Tuesday, March 31, 2009
This is the sort of thing...
...we have to put up with.
It’s not easy. Having said that it’s easier for me then it is for the boys. I can at least just walk, I don’t have an imperative compulsion to wee on something every few yards. It amazes me that they aren’t completely dehydrated by the end of the day, I imagine walking into a pub dragging two hairy husks behind me.
I imagine a lot of things. That’s the beauty (and the curse) of having oodles of time and space and no one with whom to share it (spoil it), one’s mind wanders and you’re allowed the room to indulge yourself fully in your own brand of jibberwaffle.
I’m stuck somewhere in my noggin with a half formed thought that the river is somehow allegorical, that I’ve passed my wicket gate and am on my own ‘straight and narrow’. It does appear to cut across (my) life, and if you’ve walked far enough, the where you’ve been, are, and where you’re going become blurred – blurred sufficiently for landmarks like bridges to become significant.
There are times when I feel I want to catalogue, to commit to memory, to burn sharp pictures of the abrupt end of woodland and the step forward into dappled sunshine, the gaping, forbidding mouths of dark pitch, echo less tunnels or even the sheet of sleety rain seen approaching across the wind.
But there’s no allegory here, for surely any simile should serve a purpose? I might so purposelessly compare Charlie’s bladder habits with April showers as the river with the habitual drawer of my life.
Eventually we’ll come to the sea, that’s all I know – at least I think I know that. Follow a river and you’ll reach the sea?
And now I need the sea. I’m full to overflowing with leaf littered pathways beside glittering moribund water. Sick of foppish beauty. I long for the brutality of open water on spring tides driven into rock and stone by bitter winds.

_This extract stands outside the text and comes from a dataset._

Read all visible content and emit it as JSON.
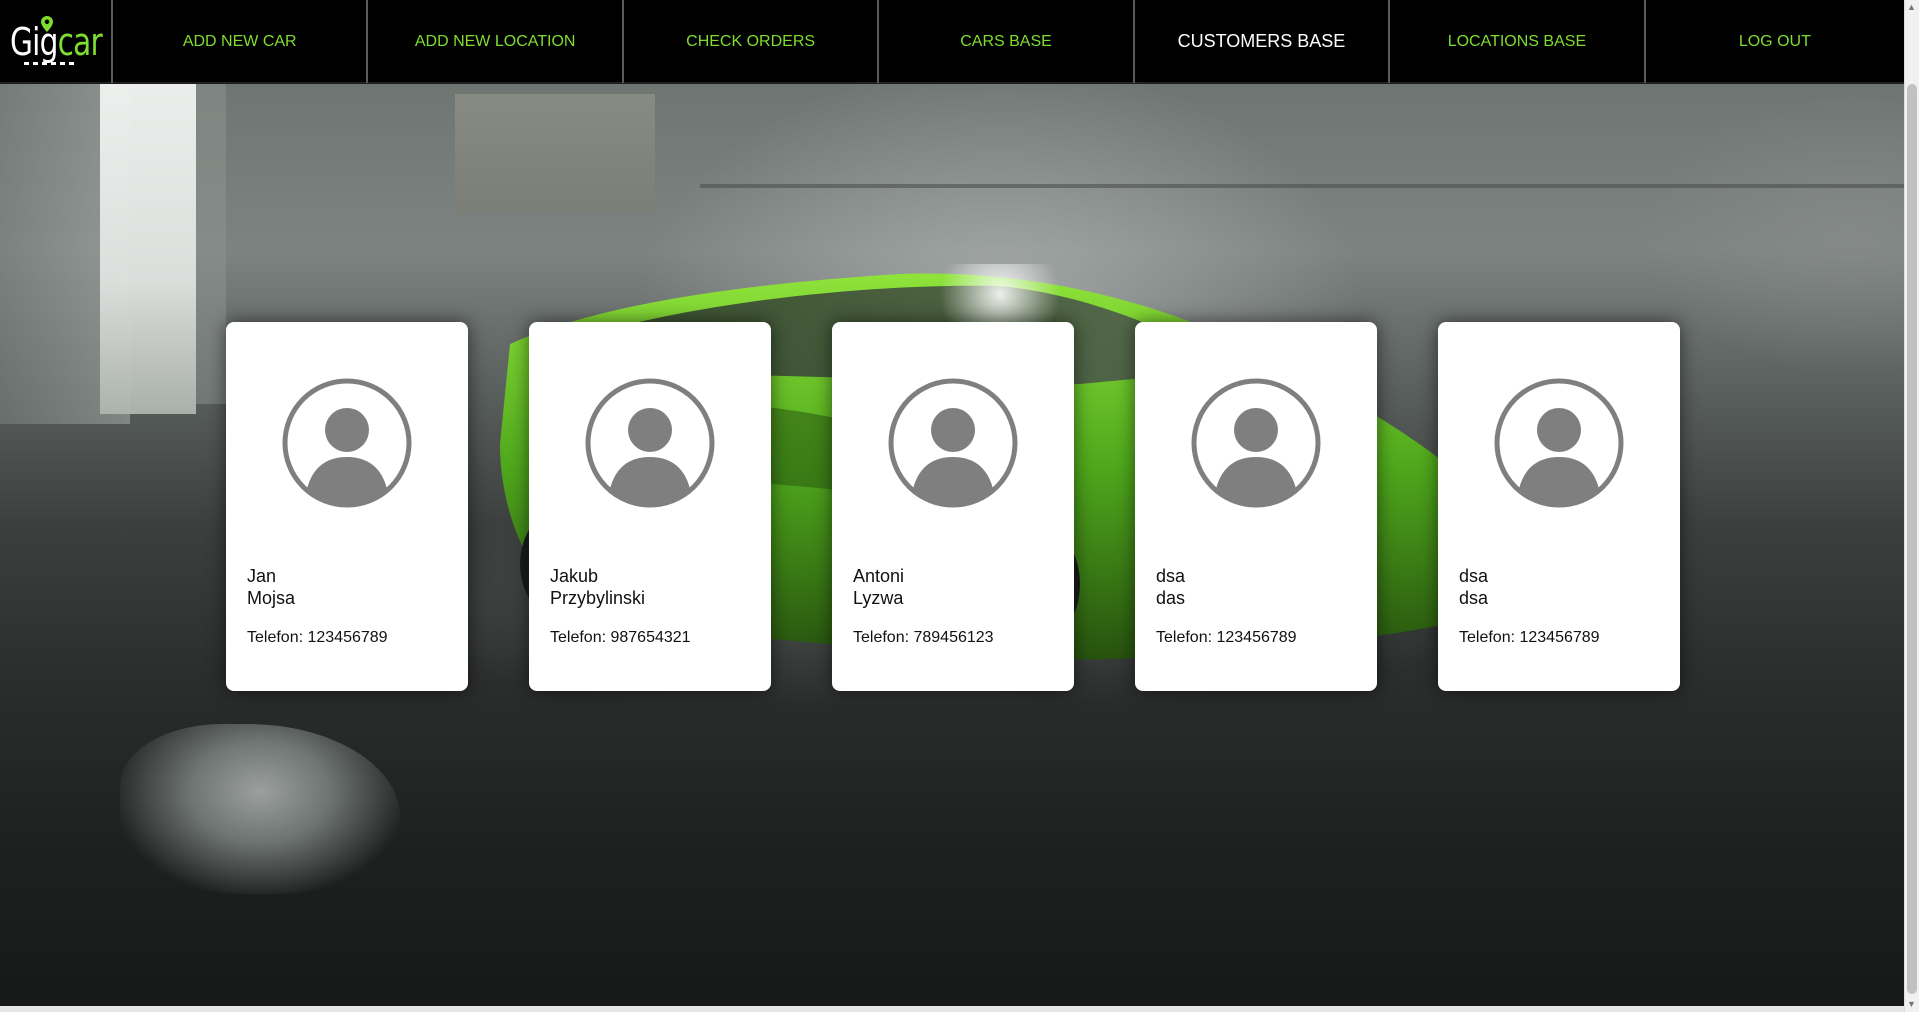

Do you ever dream of hiding tight behind the log, by the fire lit, in a whistling westerly shrieking it’s curse to the plume and spume of dying waves?
Life’s taken a turn for the gentle, and I don’t like it.